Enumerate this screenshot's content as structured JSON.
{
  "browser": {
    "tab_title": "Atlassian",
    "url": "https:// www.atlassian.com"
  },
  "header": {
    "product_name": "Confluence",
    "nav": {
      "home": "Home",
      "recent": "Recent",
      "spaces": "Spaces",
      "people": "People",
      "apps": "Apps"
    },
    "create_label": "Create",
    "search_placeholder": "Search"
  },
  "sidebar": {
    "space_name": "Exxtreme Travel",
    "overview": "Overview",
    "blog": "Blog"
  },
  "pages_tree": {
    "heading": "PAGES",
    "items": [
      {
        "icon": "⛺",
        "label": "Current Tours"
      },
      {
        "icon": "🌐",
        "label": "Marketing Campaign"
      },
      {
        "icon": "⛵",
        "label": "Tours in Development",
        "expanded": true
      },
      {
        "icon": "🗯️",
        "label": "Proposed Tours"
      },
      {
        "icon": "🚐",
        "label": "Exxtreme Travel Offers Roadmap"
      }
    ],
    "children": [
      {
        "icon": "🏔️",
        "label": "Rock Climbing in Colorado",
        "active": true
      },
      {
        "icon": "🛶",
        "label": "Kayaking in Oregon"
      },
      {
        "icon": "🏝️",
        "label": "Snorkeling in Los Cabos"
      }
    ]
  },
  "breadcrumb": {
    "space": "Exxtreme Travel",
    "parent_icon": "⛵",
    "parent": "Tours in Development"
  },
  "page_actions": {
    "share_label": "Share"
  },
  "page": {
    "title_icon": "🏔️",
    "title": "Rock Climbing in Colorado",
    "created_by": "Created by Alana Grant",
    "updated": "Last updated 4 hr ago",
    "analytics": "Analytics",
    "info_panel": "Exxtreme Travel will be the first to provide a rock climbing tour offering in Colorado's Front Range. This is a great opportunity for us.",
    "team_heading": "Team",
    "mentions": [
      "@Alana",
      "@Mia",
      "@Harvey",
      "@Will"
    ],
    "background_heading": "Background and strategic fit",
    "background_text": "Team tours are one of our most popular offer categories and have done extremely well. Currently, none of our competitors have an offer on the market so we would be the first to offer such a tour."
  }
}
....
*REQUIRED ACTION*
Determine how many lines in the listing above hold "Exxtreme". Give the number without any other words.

*ANSWER TO THIS EXERCISE*
4